To give it a name, researchers at NEC-Mitsubishi say “Irritable Desk Syndrome,” which is caused by an amalgamation of long working hours, cluttered desks and poor posture, is afflicting workers in United Kingdom. The remedy, according to the survey of 2,000 people is regular breaks and making desks more personal, according to a BBC report.
Not surprisingly, NEC-Mitsubishi found 67% of the respondents are now more tied to their desks than they were two years ago and around 40% said they were infuriated by too much clutter and paper on their desks. However, despite their ire, this group said they could not be bothered to do anything about it.
Another 35% said they suffered from back or neck pain because they knowingly sit at their desk in an awkward position.
To help workers along, NEC-Mitsubishi teamed up with Open Ergonomics to produce a simple “Deskology” guide to help people improve their work area. The guide included helpful hints are reducing clutter and improving workplace morale, such as:
- Pay more attention to the way you set up your desk to reduce stress and health risks.
- Adjusting the way you sit to improve back posture.
- Take a few minutes to stretch at your desk to reduce injury from routine activity.
- Take regular breaks away from your desk to improve concentration, overall health and colleague interaction.
- Give your desk individuality to remind you of life outside work.
- Prevent dehydration and overheating at work to promote higher energy levels.

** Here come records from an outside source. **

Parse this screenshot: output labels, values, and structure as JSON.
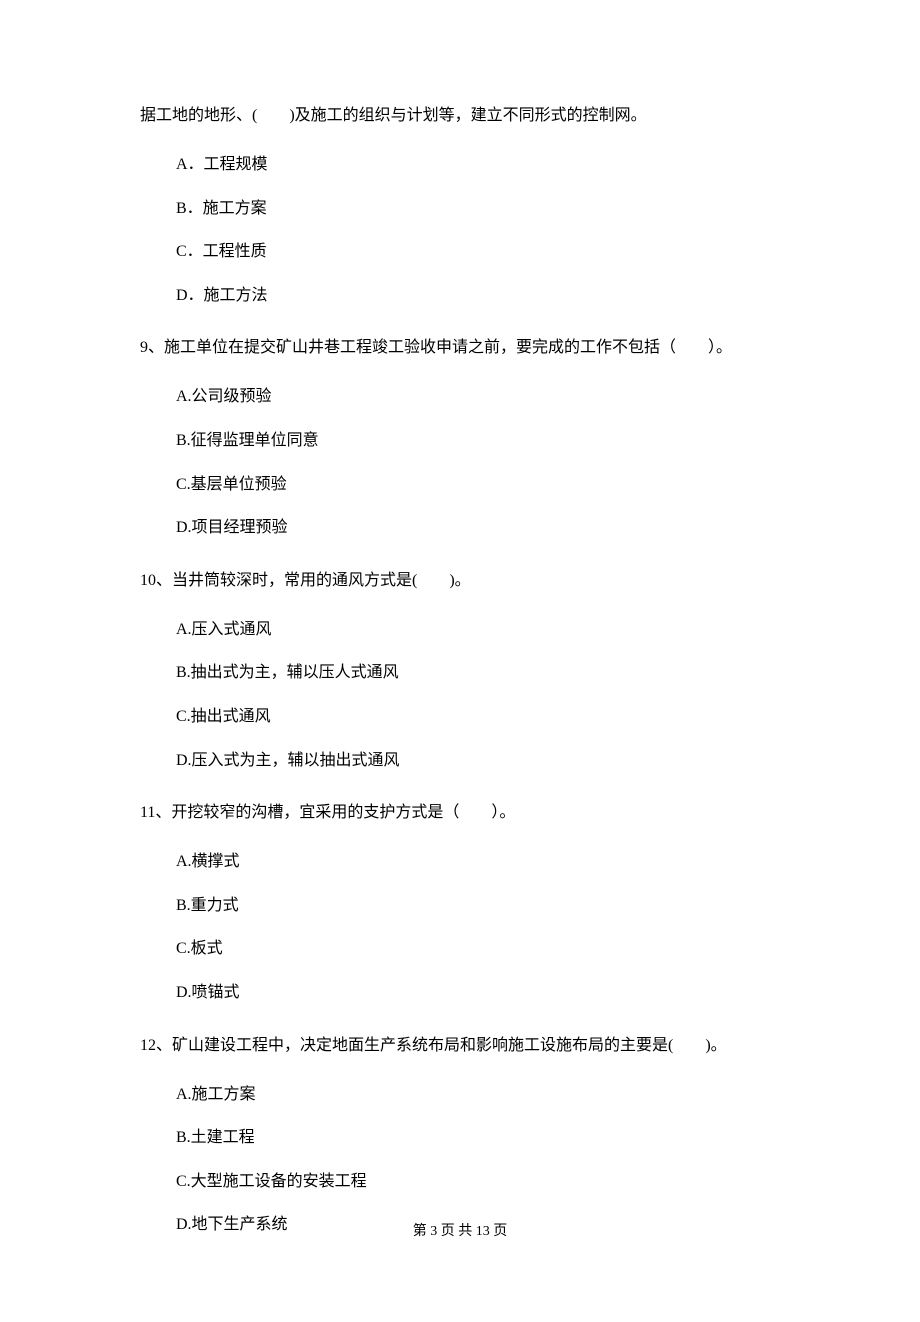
{
  "continuation": "据工地的地形、(　　)及施工的组织与计划等，建立不同形式的控制网。",
  "q8_options": {
    "a": "A．工程规模",
    "b": "B．施工方案",
    "c": "C．工程性质",
    "d": "D．施工方法"
  },
  "q9": {
    "stem": "9、施工单位在提交矿山井巷工程竣工验收申请之前，要完成的工作不包括（　　）。",
    "a": "A.公司级预验",
    "b": "B.征得监理单位同意",
    "c": "C.基层单位预验",
    "d": "D.项目经理预验"
  },
  "q10": {
    "stem": "10、当井筒较深时，常用的通风方式是(　　)。",
    "a": "A.压入式通风",
    "b": "B.抽出式为主，辅以压人式通风",
    "c": "C.抽出式通风",
    "d": "D.压入式为主，辅以抽出式通风"
  },
  "q11": {
    "stem": "11、开挖较窄的沟槽，宜采用的支护方式是（　　）。",
    "a": "A.横撑式",
    "b": "B.重力式",
    "c": "C.板式",
    "d": "D.喷锚式"
  },
  "q12": {
    "stem": "12、矿山建设工程中，决定地面生产系统布局和影响施工设施布局的主要是(　　)。",
    "a": "A.施工方案",
    "b": "B.土建工程",
    "c": "C.大型施工设备的安装工程",
    "d": "D.地下生产系统"
  },
  "footer": "第 3 页 共 13 页"
}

- Organize your desk to reduce stress levels and increase productivity.
“Deskologist” Nigel Robertson, a consultant at Open Ergonomics, urged workers to take the matter seriously. “What most individuals fail to realize is that desk symptoms typically escalate very quickly, from persistent discomfort to chronic pain which can end a person’s career and reduce their quality of life in a wide range of ways,” he told the BBC.

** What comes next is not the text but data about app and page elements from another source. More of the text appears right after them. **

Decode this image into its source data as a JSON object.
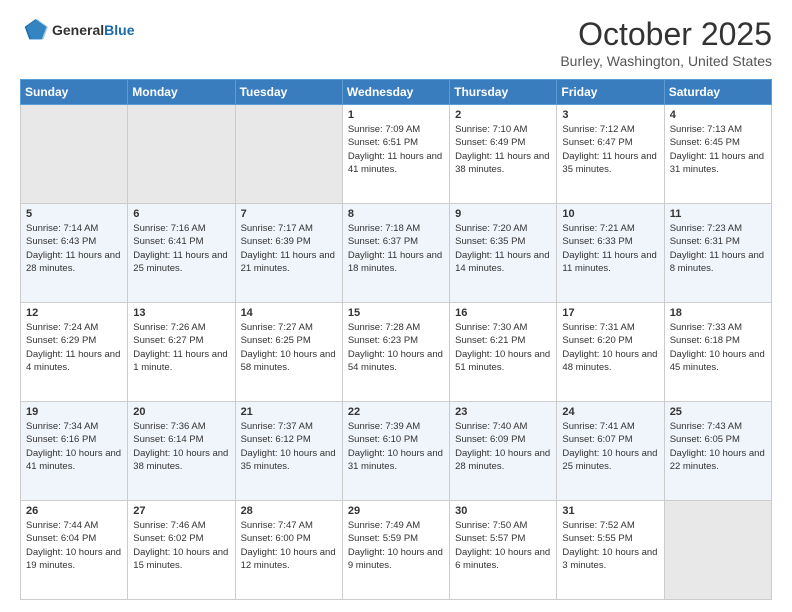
{
  "header": {
    "logo_general": "General",
    "logo_blue": "Blue",
    "month": "October 2025",
    "location": "Burley, Washington, United States"
  },
  "days_of_week": [
    "Sunday",
    "Monday",
    "Tuesday",
    "Wednesday",
    "Thursday",
    "Friday",
    "Saturday"
  ],
  "weeks": [
    [
      {
        "day": "",
        "info": ""
      },
      {
        "day": "",
        "info": ""
      },
      {
        "day": "",
        "info": ""
      },
      {
        "day": "1",
        "info": "Sunrise: 7:09 AM\nSunset: 6:51 PM\nDaylight: 11 hours and 41 minutes."
      },
      {
        "day": "2",
        "info": "Sunrise: 7:10 AM\nSunset: 6:49 PM\nDaylight: 11 hours and 38 minutes."
      },
      {
        "day": "3",
        "info": "Sunrise: 7:12 AM\nSunset: 6:47 PM\nDaylight: 11 hours and 35 minutes."
      },
      {
        "day": "4",
        "info": "Sunrise: 7:13 AM\nSunset: 6:45 PM\nDaylight: 11 hours and 31 minutes."
      }
    ],
    [
      {
        "day": "5",
        "info": "Sunrise: 7:14 AM\nSunset: 6:43 PM\nDaylight: 11 hours and 28 minutes."
      },
      {
        "day": "6",
        "info": "Sunrise: 7:16 AM\nSunset: 6:41 PM\nDaylight: 11 hours and 25 minutes."
      },
      {
        "day": "7",
        "info": "Sunrise: 7:17 AM\nSunset: 6:39 PM\nDaylight: 11 hours and 21 minutes."
      },
      {
        "day": "8",
        "info": "Sunrise: 7:18 AM\nSunset: 6:37 PM\nDaylight: 11 hours and 18 minutes."
      },
      {
        "day": "9",
        "info": "Sunrise: 7:20 AM\nSunset: 6:35 PM\nDaylight: 11 hours and 14 minutes."
      },
      {
        "day": "10",
        "info": "Sunrise: 7:21 AM\nSunset: 6:33 PM\nDaylight: 11 hours and 11 minutes."
      },
      {
        "day": "11",
        "info": "Sunrise: 7:23 AM\nSunset: 6:31 PM\nDaylight: 11 hours and 8 minutes."
      }
    ],
    [
      {
        "day": "12",
        "info": "Sunrise: 7:24 AM\nSunset: 6:29 PM\nDaylight: 11 hours and 4 minutes."
      },
      {
        "day": "13",
        "info": "Sunrise: 7:26 AM\nSunset: 6:27 PM\nDaylight: 11 hours and 1 minute."
      },
      {
        "day": "14",
        "info": "Sunrise: 7:27 AM\nSunset: 6:25 PM\nDaylight: 10 hours and 58 minutes."
      },
      {
        "day": "15",
        "info": "Sunrise: 7:28 AM\nSunset: 6:23 PM\nDaylight: 10 hours and 54 minutes."
      },
      {
        "day": "16",
        "info": "Sunrise: 7:30 AM\nSunset: 6:21 PM\nDaylight: 10 hours and 51 minutes."
      },
      {
        "day": "17",
        "info": "Sunrise: 7:31 AM\nSunset: 6:20 PM\nDaylight: 10 hours and 48 minutes."
      },
      {
        "day": "18",
        "info": "Sunrise: 7:33 AM\nSunset: 6:18 PM\nDaylight: 10 hours and 45 minutes."
      }
    ],
    [
      {
        "day": "19",
        "info": "Sunrise: 7:34 AM\nSunset: 6:16 PM\nDaylight: 10 hours and 41 minutes."
      },
      {
        "day": "20",
        "info": "Sunrise: 7:36 AM\nSunset: 6:14 PM\nDaylight: 10 hours and 38 minutes."
      },
      {
        "day": "21",
        "info": "Sunrise: 7:37 AM\nSunset: 6:12 PM\nDaylight: 10 hours and 35 minutes."
      },
      {
        "day": "22",
        "info": "Sunrise: 7:39 AM\nSunset: 6:10 PM\nDaylight: 10 hours and 31 minutes."
      },
      {
        "day": "23",
        "info": "Sunrise: 7:40 AM\nSunset: 6:09 PM\nDaylight: 10 hours and 28 minutes."
      },
      {
        "day": "24",
        "info": "Sunrise: 7:41 AM\nSunset: 6:07 PM\nDaylight: 10 hours and 25 minutes."
      },
      {
        "day": "25",
        "info": "Sunrise: 7:43 AM\nSunset: 6:05 PM\nDaylight: 10 hours and 22 minutes."
      }
    ],
    [
      {
        "day": "26",
        "info": "Sunrise: 7:44 AM\nSunset: 6:04 PM\nDaylight: 10 hours and 19 minutes."
      },
      {
        "day": "27",
        "info": "Sunrise: 7:46 AM\nSunset: 6:02 PM\nDaylight: 10 hours and 15 minutes."
      },
      {
        "day": "28",
        "info": "Sunrise: 7:47 AM\nSunset: 6:00 PM\nDaylight: 10 hours and 12 minutes."
      },
      {
        "day": "29",
        "info": "Sunrise: 7:49 AM\nSunset: 5:59 PM\nDaylight: 10 hours and 9 minutes."
      },
      {
        "day": "30",
        "info": "Sunrise: 7:50 AM\nSunset: 5:57 PM\nDaylight: 10 hours and 6 minutes."
      },
      {
        "day": "31",
        "info": "Sunrise: 7:52 AM\nSunset: 5:55 PM\nDaylight: 10 hours and 3 minutes."
      },
      {
        "day": "",
        "info": ""
      }
    ]
  ]
}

“The two essentials for less stressful, more productive desk management are: don’t endure – act today; and do it yourself – don’t wait for someone else to fix it for you,” Robertson added.